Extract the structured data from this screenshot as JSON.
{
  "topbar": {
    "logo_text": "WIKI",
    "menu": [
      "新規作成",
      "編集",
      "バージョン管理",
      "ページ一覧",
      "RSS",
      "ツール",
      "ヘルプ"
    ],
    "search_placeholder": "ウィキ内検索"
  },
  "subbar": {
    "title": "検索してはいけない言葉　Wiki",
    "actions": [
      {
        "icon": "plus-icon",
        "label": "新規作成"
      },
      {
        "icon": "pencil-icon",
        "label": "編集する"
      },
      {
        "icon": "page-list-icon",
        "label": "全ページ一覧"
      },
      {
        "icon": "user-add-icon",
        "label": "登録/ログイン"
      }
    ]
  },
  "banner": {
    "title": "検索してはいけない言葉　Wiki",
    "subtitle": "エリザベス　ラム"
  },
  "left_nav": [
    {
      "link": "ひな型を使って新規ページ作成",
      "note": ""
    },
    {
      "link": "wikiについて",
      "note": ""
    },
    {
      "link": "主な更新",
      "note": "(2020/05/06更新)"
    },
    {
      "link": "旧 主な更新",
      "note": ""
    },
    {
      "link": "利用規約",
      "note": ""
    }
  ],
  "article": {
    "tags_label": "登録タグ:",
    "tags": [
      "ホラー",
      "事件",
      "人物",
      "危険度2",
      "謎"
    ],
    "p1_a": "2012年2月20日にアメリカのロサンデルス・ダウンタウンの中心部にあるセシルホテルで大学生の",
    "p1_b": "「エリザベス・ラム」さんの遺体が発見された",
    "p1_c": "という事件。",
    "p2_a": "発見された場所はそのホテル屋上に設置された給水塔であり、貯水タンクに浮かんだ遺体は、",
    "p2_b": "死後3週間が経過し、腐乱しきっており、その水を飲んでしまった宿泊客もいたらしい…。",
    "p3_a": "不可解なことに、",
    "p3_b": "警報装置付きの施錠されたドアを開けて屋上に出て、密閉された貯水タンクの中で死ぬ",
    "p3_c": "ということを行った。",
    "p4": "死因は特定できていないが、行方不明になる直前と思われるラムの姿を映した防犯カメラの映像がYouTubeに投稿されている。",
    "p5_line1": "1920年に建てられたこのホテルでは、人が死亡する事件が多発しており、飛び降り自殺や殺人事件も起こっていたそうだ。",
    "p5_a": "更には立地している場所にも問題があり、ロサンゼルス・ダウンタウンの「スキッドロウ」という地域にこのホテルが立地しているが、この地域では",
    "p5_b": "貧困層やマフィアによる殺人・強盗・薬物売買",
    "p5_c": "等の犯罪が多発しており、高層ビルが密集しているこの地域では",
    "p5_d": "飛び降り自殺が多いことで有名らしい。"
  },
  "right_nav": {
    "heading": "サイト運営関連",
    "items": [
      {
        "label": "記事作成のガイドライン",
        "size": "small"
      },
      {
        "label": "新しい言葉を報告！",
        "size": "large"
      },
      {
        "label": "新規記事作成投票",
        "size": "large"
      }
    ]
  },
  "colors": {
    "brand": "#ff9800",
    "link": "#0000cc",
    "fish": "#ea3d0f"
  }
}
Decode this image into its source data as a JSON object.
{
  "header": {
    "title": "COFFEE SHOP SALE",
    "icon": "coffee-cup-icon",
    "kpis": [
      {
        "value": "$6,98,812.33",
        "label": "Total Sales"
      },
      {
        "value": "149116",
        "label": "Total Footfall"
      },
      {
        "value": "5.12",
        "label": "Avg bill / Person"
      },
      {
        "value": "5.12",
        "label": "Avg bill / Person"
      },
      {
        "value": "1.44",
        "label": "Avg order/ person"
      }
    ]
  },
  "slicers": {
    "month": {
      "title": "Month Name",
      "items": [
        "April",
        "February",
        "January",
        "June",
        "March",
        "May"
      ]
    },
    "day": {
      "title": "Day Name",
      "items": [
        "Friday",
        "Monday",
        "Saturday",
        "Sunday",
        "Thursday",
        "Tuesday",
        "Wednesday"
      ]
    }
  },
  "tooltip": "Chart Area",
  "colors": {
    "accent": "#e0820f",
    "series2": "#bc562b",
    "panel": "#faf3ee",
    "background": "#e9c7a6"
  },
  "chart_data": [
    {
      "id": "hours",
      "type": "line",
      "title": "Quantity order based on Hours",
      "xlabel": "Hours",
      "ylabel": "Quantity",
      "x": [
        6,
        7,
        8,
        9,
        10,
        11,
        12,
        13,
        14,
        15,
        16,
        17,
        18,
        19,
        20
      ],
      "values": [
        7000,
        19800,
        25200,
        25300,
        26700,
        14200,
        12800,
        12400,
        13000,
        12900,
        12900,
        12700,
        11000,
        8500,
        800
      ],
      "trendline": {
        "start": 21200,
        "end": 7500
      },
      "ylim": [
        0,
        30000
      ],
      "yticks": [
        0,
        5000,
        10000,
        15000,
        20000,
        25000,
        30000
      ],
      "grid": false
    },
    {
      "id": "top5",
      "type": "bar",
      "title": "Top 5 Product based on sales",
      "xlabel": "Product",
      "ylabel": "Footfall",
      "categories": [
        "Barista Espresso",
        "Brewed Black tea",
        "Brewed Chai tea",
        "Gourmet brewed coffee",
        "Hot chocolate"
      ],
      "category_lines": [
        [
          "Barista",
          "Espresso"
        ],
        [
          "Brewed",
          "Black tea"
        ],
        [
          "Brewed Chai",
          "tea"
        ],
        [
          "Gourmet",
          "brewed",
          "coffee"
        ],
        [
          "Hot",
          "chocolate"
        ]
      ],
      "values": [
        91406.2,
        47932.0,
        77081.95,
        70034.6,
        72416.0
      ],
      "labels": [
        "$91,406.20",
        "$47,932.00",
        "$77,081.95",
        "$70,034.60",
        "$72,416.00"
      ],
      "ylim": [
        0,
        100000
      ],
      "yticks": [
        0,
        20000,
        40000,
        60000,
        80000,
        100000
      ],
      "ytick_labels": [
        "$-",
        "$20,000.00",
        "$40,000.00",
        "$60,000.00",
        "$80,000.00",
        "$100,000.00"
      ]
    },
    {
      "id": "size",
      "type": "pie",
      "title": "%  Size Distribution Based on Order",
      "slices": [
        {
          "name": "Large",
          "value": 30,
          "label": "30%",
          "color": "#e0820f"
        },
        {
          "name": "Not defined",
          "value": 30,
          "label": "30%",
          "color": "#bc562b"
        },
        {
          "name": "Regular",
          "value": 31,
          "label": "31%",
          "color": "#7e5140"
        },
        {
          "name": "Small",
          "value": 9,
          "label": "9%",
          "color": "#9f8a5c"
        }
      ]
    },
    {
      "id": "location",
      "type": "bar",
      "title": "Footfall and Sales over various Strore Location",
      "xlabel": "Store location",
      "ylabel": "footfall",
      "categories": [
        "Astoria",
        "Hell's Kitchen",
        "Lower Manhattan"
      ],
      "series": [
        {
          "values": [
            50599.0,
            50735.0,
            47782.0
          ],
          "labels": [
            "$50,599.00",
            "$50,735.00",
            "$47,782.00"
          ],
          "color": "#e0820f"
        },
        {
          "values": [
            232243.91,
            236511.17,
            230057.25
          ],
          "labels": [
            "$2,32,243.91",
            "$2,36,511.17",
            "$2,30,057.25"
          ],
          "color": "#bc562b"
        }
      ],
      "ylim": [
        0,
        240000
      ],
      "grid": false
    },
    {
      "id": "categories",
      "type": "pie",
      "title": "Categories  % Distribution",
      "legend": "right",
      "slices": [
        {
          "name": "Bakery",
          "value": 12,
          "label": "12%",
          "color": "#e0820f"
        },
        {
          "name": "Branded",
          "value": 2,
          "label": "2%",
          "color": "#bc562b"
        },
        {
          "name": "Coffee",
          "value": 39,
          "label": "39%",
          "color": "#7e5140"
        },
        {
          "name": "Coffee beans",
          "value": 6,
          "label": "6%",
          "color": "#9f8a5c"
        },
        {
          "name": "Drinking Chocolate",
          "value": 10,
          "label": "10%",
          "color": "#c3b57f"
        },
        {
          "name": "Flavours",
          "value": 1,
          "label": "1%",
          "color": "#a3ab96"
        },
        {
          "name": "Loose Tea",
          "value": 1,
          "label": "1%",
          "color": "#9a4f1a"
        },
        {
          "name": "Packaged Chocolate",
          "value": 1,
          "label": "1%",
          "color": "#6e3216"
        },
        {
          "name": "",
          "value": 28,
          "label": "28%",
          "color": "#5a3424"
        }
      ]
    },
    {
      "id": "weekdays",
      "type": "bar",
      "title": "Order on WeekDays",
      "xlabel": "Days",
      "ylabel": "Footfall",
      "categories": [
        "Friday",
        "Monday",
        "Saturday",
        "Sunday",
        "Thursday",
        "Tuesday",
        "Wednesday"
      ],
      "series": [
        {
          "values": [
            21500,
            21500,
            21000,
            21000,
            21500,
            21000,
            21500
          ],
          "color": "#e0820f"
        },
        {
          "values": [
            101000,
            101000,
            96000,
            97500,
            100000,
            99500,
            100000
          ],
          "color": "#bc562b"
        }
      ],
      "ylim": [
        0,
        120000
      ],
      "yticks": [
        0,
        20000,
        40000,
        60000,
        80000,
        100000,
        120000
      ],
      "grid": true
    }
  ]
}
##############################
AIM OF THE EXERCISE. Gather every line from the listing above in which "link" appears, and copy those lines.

YOUR SOLUTION.
      "link": "ひな型を使って新規ページ作成",
      "link": "wikiについて",
      "link": "主な更新",
      "link": "旧 主な更新",
      "link": "利用規約",
    "link": "#0000cc",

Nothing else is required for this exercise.